Allergy sufferers should take their medication at least an hour before takeoff to avoid a reaction.

10.Try to rethink about your travel Plan

It is best to avoid flying when you are sick with a virus like the common cold and other respiratory illnesses. Ask your doctor when it’s safe to travel after a recent ear surgery.

Tips to Prevent Ear Pain during air travel

As the ancient saying relates, prevention is better than cure! Below given are some expert tips that you can follow to avoid that painful episode of plugged ears.

1. Wake up an hour before landing

It’s common for people to believe that sleeping during take-offs and landings will alleviate the pain, but it is better to stay awake and practise these above-mentioned techniques so that you don’t wake up in the middle of the flight with excruciating ear pain.
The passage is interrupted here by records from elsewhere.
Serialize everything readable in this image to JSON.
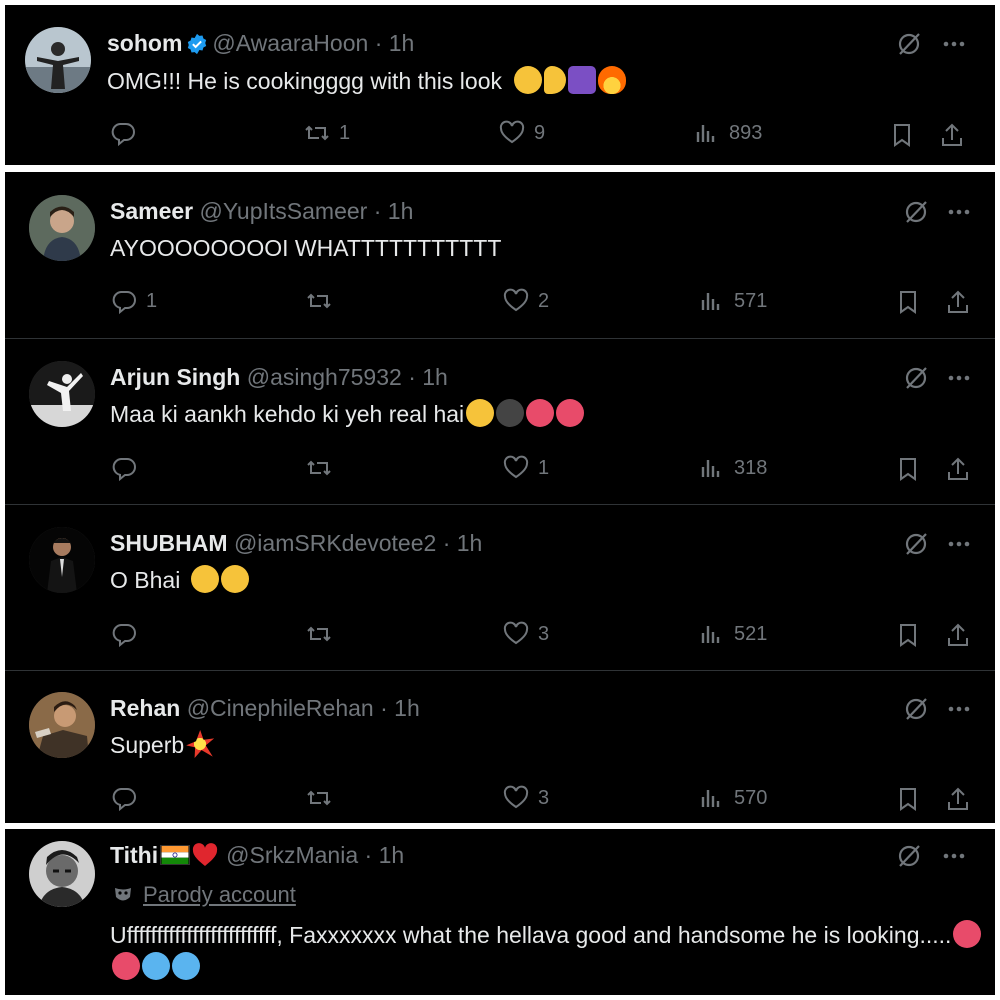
{
  "tweets": [
    {
      "name": "sohom",
      "handle": "@AwaaraHoon",
      "time": "· 1h",
      "verified": true,
      "text": "OMG!!! He is cookingggg with this look",
      "emojis": [
        "loudly-crying-face",
        "pinched-fingers",
        "place-of-worship",
        "fire"
      ],
      "replies": "",
      "retweets": "1",
      "likes": "9",
      "views": "893"
    },
    {
      "name": "Sameer",
      "handle": "@YupItsSameer",
      "time": "· 1h",
      "text": "AYOOOOOOOOI WHATTTTTTTTTTT",
      "emojis": [],
      "replies": "1",
      "retweets": "",
      "likes": "2",
      "views": "571"
    },
    {
      "name": "Arjun Singh",
      "handle": "@asingh75932",
      "time": "· 1h",
      "text": "Maa ki aankh kehdo ki yeh real hai",
      "emojis": [
        "face-screaming",
        "bomb",
        "smiling-face-with-horns",
        "smiling-face-with-horns"
      ],
      "replies": "",
      "retweets": "",
      "likes": "1",
      "views": "318"
    },
    {
      "name": "SHUBHAM",
      "handle": "@iamSRKdevotee2",
      "time": "· 1h",
      "text": "O Bhai",
      "emojis": [
        "exploding-head",
        "exploding-head"
      ],
      "replies": "",
      "retweets": "",
      "likes": "3",
      "views": "521"
    },
    {
      "name": "Rehan",
      "handle": "@CinephileRehan",
      "time": "· 1h",
      "text": "Superb",
      "emojis": [
        "collision"
      ],
      "replies": "",
      "retweets": "",
      "likes": "3",
      "views": "570"
    },
    {
      "name": "Tithi",
      "handle": "@SrkzMania",
      "time": "· 1h",
      "name_emojis": [
        "flag-india",
        "red-heart"
      ],
      "parody_label": "Parody account",
      "text": "Ufffffffffffffffffffffffff, Faxxxxxxx what the hellava good and handsome he is looking.....",
      "emojis": [
        "smiling-face-with-horns",
        "smiling-face-with-horns",
        "cold-face",
        "cold-face"
      ]
    }
  ],
  "icons": [
    "reply-icon",
    "retweet-icon",
    "like-icon",
    "views-icon",
    "bookmark-icon",
    "share-icon",
    "grok-icon",
    "more-icon",
    "verified-badge-icon",
    "parody-mask-icon"
  ],
  "colors": {
    "background": "#000000",
    "text": "#e7e9ea",
    "muted": "#71767b",
    "verified": "#1d9bf0",
    "divider": "#2f3336"
  }
}
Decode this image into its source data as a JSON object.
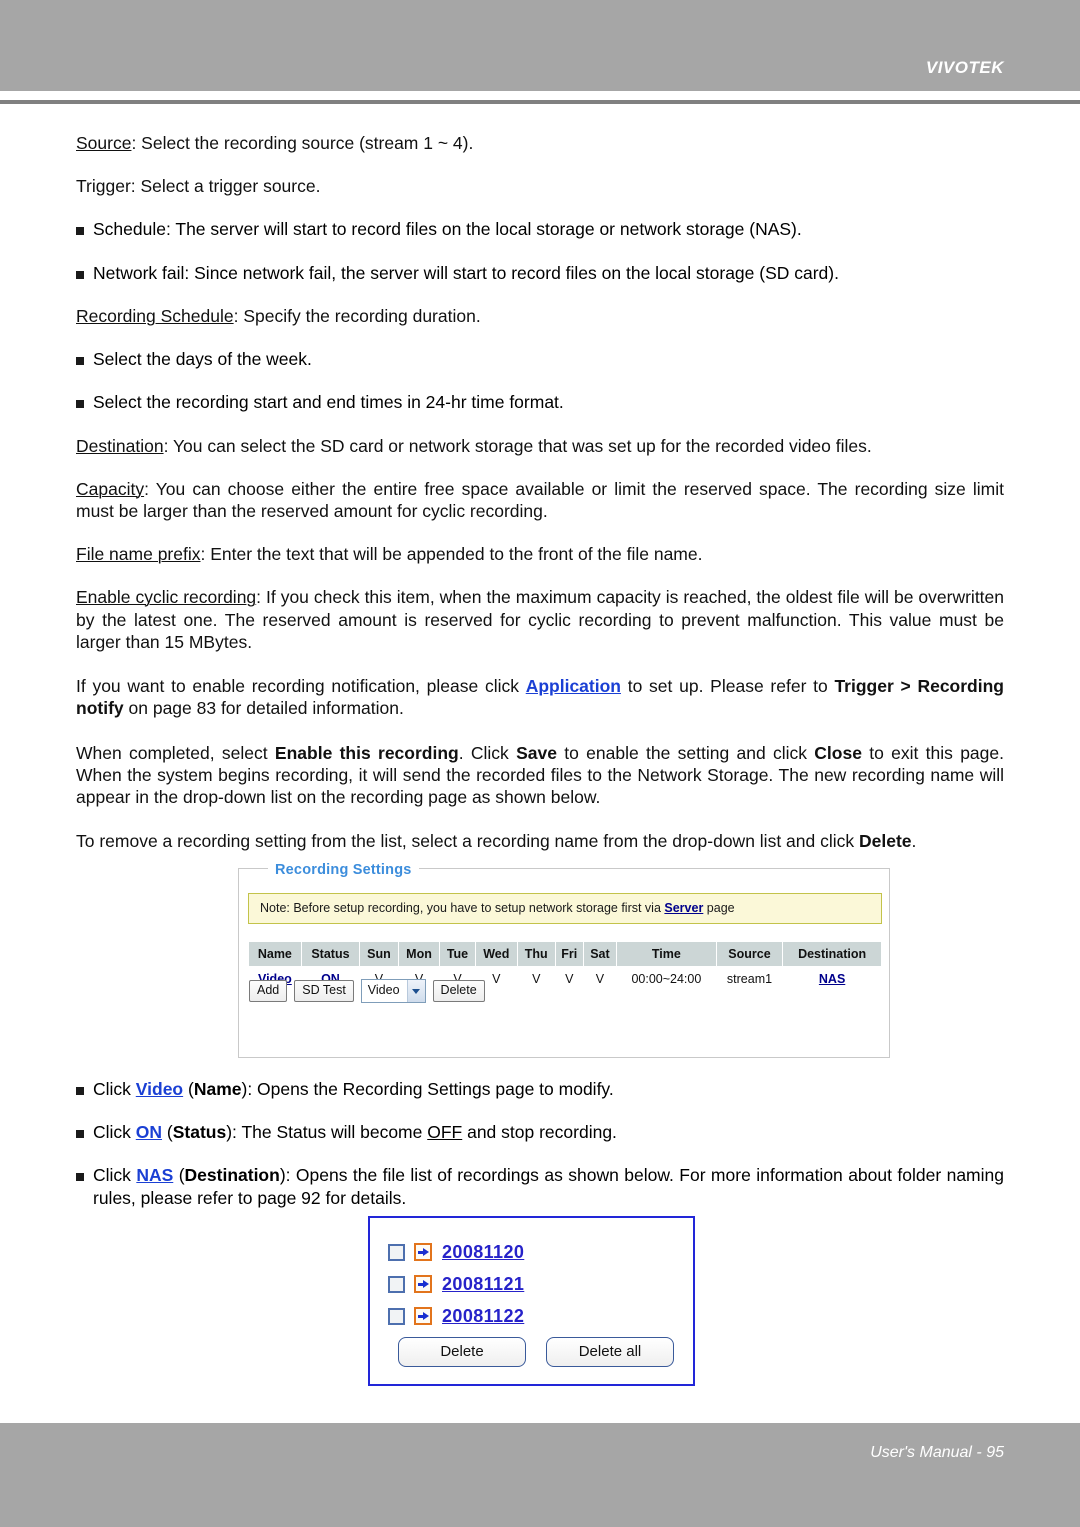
{
  "header": {
    "brand": "VIVOTEK"
  },
  "body": {
    "p_source_label": "Source",
    "p_source_rest": ": Select the recording source (stream 1 ~ 4).",
    "p_trigger": "Trigger: Select a trigger source.",
    "b_schedule": "Schedule: The server will start to record files on the local storage or network storage (NAS).",
    "b_networkfail": "Network fail: Since network fail, the server will start to record files on the local storage (SD card).",
    "p_recsched_label": "Recording Schedule",
    "p_recsched_rest": ": Specify the recording duration.",
    "b_days": "Select the days of the week.",
    "b_times": "Select the recording start and end times in 24-hr time format.",
    "p_dest_label": "Destination",
    "p_dest_rest": ": You can select the SD card or network storage that was set up for the recorded video files.",
    "p_cap_label": "Capacity",
    "p_cap_rest": ": You can choose either the entire free space available or limit the reserved space. The recording size limit must be larger than the reserved amount for cyclic recording.",
    "p_prefix_label": "File name prefix",
    "p_prefix_rest": ": Enter the text that will be appended to the front of the file name.",
    "p_cyclic_label": "Enable cyclic recording",
    "p_cyclic_rest": ": If you check this item, when the maximum capacity is reached, the oldest file will be overwritten by the latest one. The reserved amount is reserved for cyclic recording to prevent malfunction. This value must be larger than 15 MBytes.",
    "p_notify_a": "If you want to enable recording notification, please click ",
    "p_notify_link": "Application",
    "p_notify_b": " to set up. Please refer to ",
    "p_notify_bold1": "Trigger > Recording notify",
    "p_notify_c": " on page 83 for detailed information.",
    "p_complete_a": "When completed, select ",
    "p_complete_b1": "Enable this recording",
    "p_complete_b": ". Click ",
    "p_complete_b2": "Save",
    "p_complete_c": " to enable the setting and click ",
    "p_complete_b3": "Close",
    "p_complete_d": " to exit this page. When the system begins recording, it will send the recorded files to the Network Storage. The new recording name will appear in the drop-down list on the recording page as shown below.",
    "p_remove_a": "To remove a recording setting from the list, select a recording name from the drop-down list and click ",
    "p_remove_b": "Delete",
    "p_remove_c": "."
  },
  "rec_panel": {
    "legend": "Recording Settings",
    "note_a": "Note: Before setup recording, you have to setup network storage first via ",
    "note_link": "Server",
    "note_b": " page",
    "columns": [
      "Name",
      "Status",
      "Sun",
      "Mon",
      "Tue",
      "Wed",
      "Thu",
      "Fri",
      "Sat",
      "Time",
      "Source",
      "Destination"
    ],
    "row": {
      "name": "Video",
      "status": "ON",
      "sun": "V",
      "mon": "V",
      "tue": "V",
      "wed": "V",
      "thu": "V",
      "fri": "V",
      "sat": "V",
      "time": "00:00~24:00",
      "source": "stream1",
      "destination": "NAS"
    },
    "buttons": {
      "add": "Add",
      "sd_test": "SD Test",
      "delete": "Delete"
    },
    "select_value": "Video"
  },
  "bottom_bullets": {
    "b1_a": "Click ",
    "b1_link": "Video",
    "b1_b": " (",
    "b1_bold": "Name",
    "b1_c": "): Opens the Recording Settings page to modify.",
    "b2_a": "Click ",
    "b2_link": "ON",
    "b2_b": " (",
    "b2_bold": "Status",
    "b2_c": "): The Status will become ",
    "b2_link2": "OFF",
    "b2_d": " and stop recording.",
    "b3_a": "Click ",
    "b3_link": "NAS",
    "b3_b": " (",
    "b3_bold": "Destination",
    "b3_c": "): Opens the file list of recordings as shown below. For more information about folder naming rules, please refer to page 92 for details."
  },
  "file_box": {
    "items": [
      "20081120",
      "20081121",
      "20081122"
    ],
    "delete_label": "Delete",
    "delete_all_label": "Delete all"
  },
  "footer": {
    "text": "User's Manual - 95"
  },
  "colors": {
    "band_gray": "#a6a6a6",
    "rule_gray": "#808080",
    "link_blue": "#1a3fd4",
    "panel_legend_blue": "#3c8ddc",
    "note_bg": "#fbf8d8",
    "note_border": "#c3c34a",
    "table_header_bg": "#ccd6d6",
    "file_box_border": "#2226d8",
    "file_link_blue": "#2622c9",
    "arrow_icon_orange": "#e2741c"
  }
}
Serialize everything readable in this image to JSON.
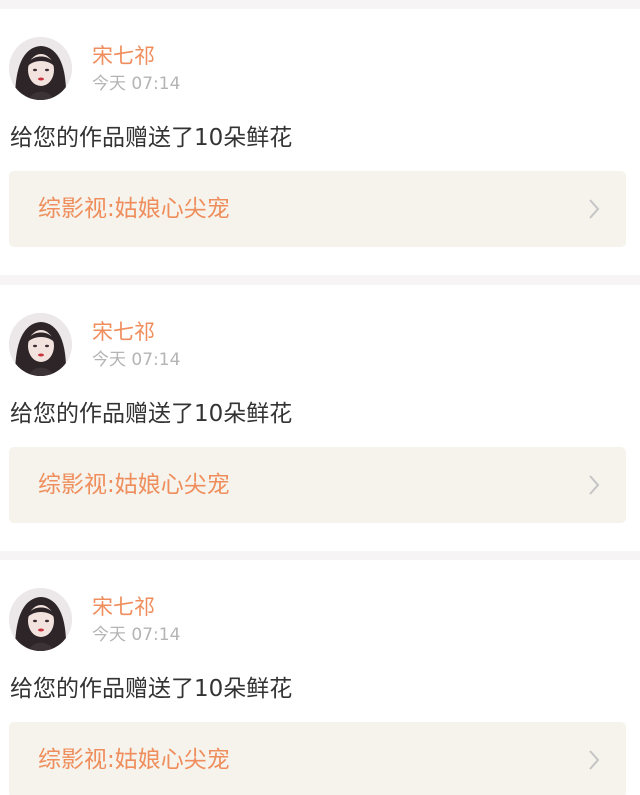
{
  "colors": {
    "accent": "#ef8e5c",
    "secondary_text": "#b4b4b4",
    "primary_text": "#333333",
    "link_background": "#f5f3ec",
    "separator": "#f6f4f4"
  },
  "notifications": [
    {
      "user_name": "宋七祁",
      "time": "今天 07:14",
      "message": "给您的作品赠送了10朵鲜花",
      "work_title": "综影视:姑娘心尖宠",
      "avatar_icon": "user-avatar-photo",
      "arrow_icon": "chevron-right-icon"
    },
    {
      "user_name": "宋七祁",
      "time": "今天 07:14",
      "message": "给您的作品赠送了10朵鲜花",
      "work_title": "综影视:姑娘心尖宠",
      "avatar_icon": "user-avatar-photo",
      "arrow_icon": "chevron-right-icon"
    },
    {
      "user_name": "宋七祁",
      "time": "今天 07:14",
      "message": "给您的作品赠送了10朵鲜花",
      "work_title": "综影视:姑娘心尖宠",
      "avatar_icon": "user-avatar-photo",
      "arrow_icon": "chevron-right-icon"
    }
  ]
}
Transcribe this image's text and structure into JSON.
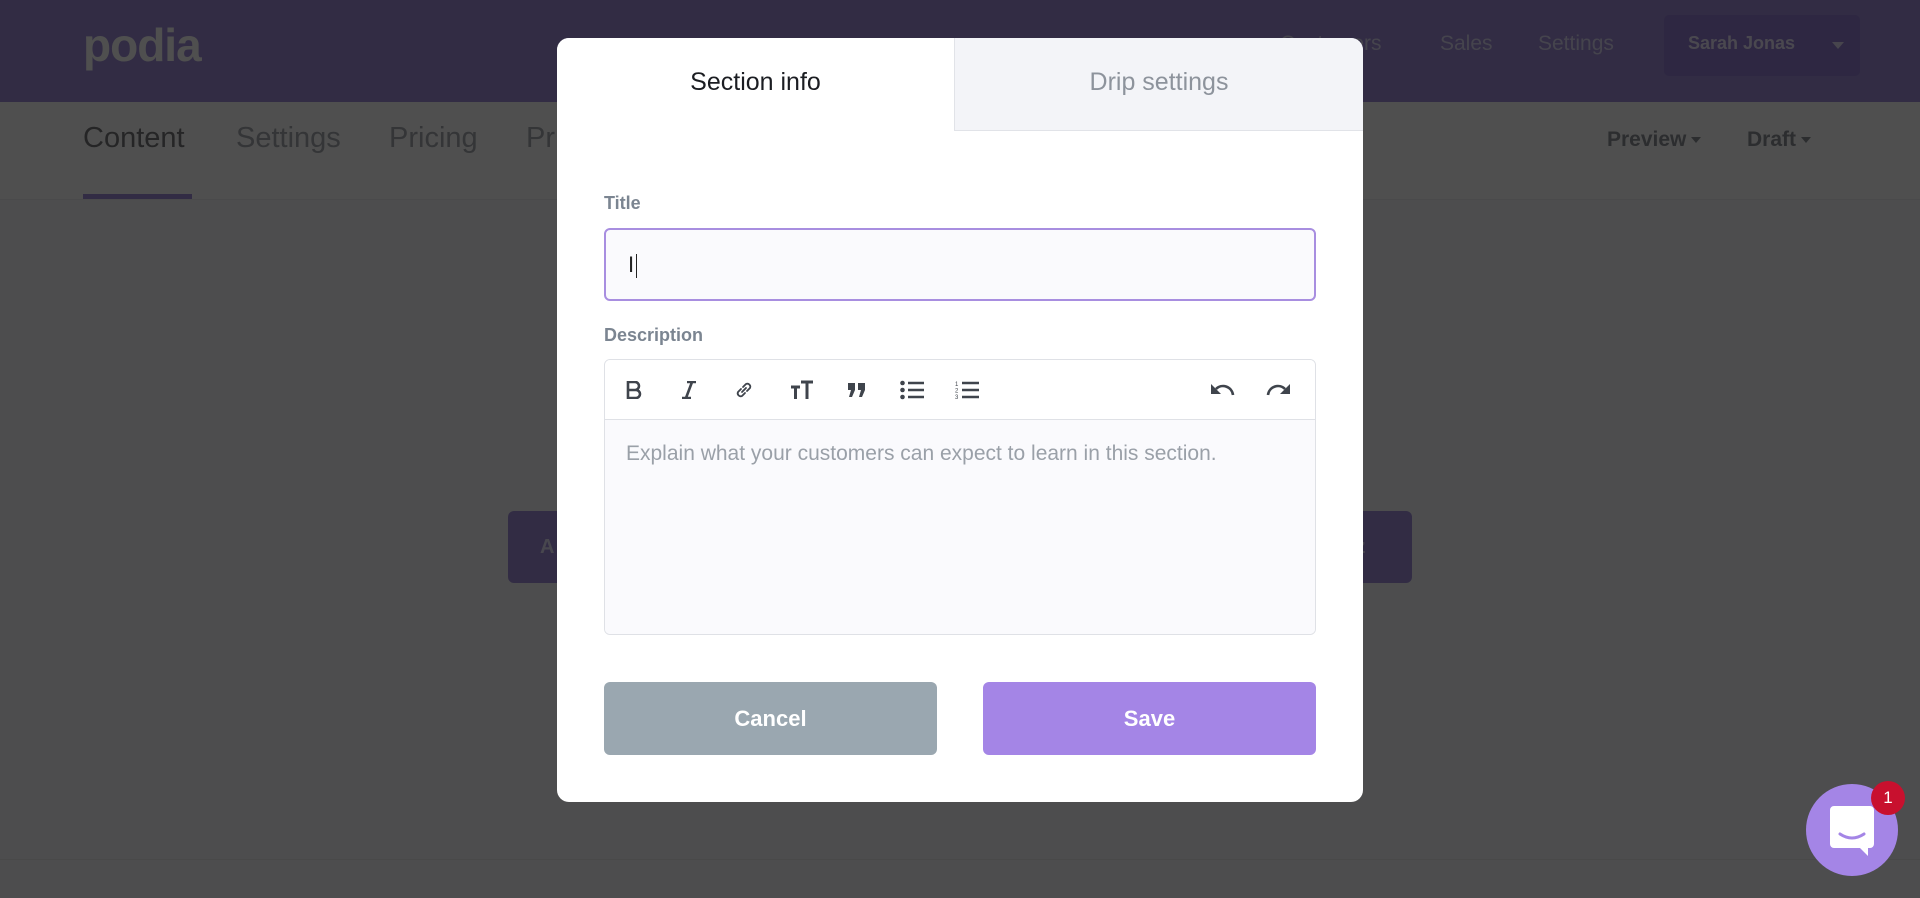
{
  "app": {
    "logo": "podia",
    "top_nav": {
      "visible_items": [
        "Customers",
        "Sales",
        "Settings"
      ],
      "user": "Sarah Jonas"
    },
    "sub_nav": {
      "tabs": [
        {
          "label": "Content",
          "active": true
        },
        {
          "label": "Settings",
          "active": false
        },
        {
          "label": "Pricing",
          "active": false
        },
        {
          "label": "Pr",
          "active": false
        }
      ],
      "right": [
        {
          "label": "Preview"
        },
        {
          "label": "Draft"
        }
      ]
    },
    "background_buttons": [
      {
        "label": "A"
      },
      {
        "label": "iz"
      }
    ]
  },
  "modal": {
    "tabs": [
      {
        "label": "Section info",
        "active": true
      },
      {
        "label": "Drip settings",
        "active": false
      }
    ],
    "title_label": "Title",
    "title_value": "I",
    "description_label": "Description",
    "description_placeholder": "Explain what your customers can expect to learn in this section.",
    "toolbar": [
      "bold",
      "italic",
      "link",
      "heading",
      "quote",
      "bullet-list",
      "numbered-list",
      "undo",
      "redo"
    ],
    "cancel_label": "Cancel",
    "save_label": "Save"
  },
  "chat": {
    "badge_count": "1"
  },
  "colors": {
    "brand": "#5d3fbf",
    "save": "#a485e6",
    "cancel": "#9aa7b0",
    "badge": "#c8102e"
  }
}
2. Opt for over-ear headphones

In-ear or bud headphones may tempt you to listen to your favourite tunes on the plane, but they can worsen earwax buildup. When in-ear headphones are worn all the time, they can act as a’stopper,’ preventing earwax from naturally dissolving. Constricted airways make it more difficult for the body to balance itself.

3. Suck on a boiled sweet

To address this issue, some airlines hand out candies to passengers before takeoff. Wait until the plane is in the air before savouring those scrumptious snacks.

4 Make sure you’re well enough to fly.

Any infection of the ears, nose, or sinuses should be avoided when flying. An eardrum can be punctured by the swelled ear canal. Your doctor or pharmacist can provide you with information about decongestants, which can be used to reduce ear swelling. If you’ve recently undergone ear surgery, you should check with your doctor before flying.

Is it possible to avoid airplane ear?

Takeoff and landing are the most dangerous times for aeroplane ear, so it’s best to stay awake during these periods. Eustachian tubes can be kept open by chewing gum, eating, or drinking during these times.

Who are mostly at risk when travelling on Plane of developing ear pain?
Anyone who travels by plane is susceptible to developing aeroplane ear. These people (especially children) may have more severe symptoms if their Eustachian tubes are very narrow or small. When flying, anyone who’s previously had an infection or rupture in their eardrum is more susceptible to ear problems.

Leave a comment

Your email address will not be published. Required fields are marked *

This site uses Akismet to reduce spam. Learn how your comment data is processed.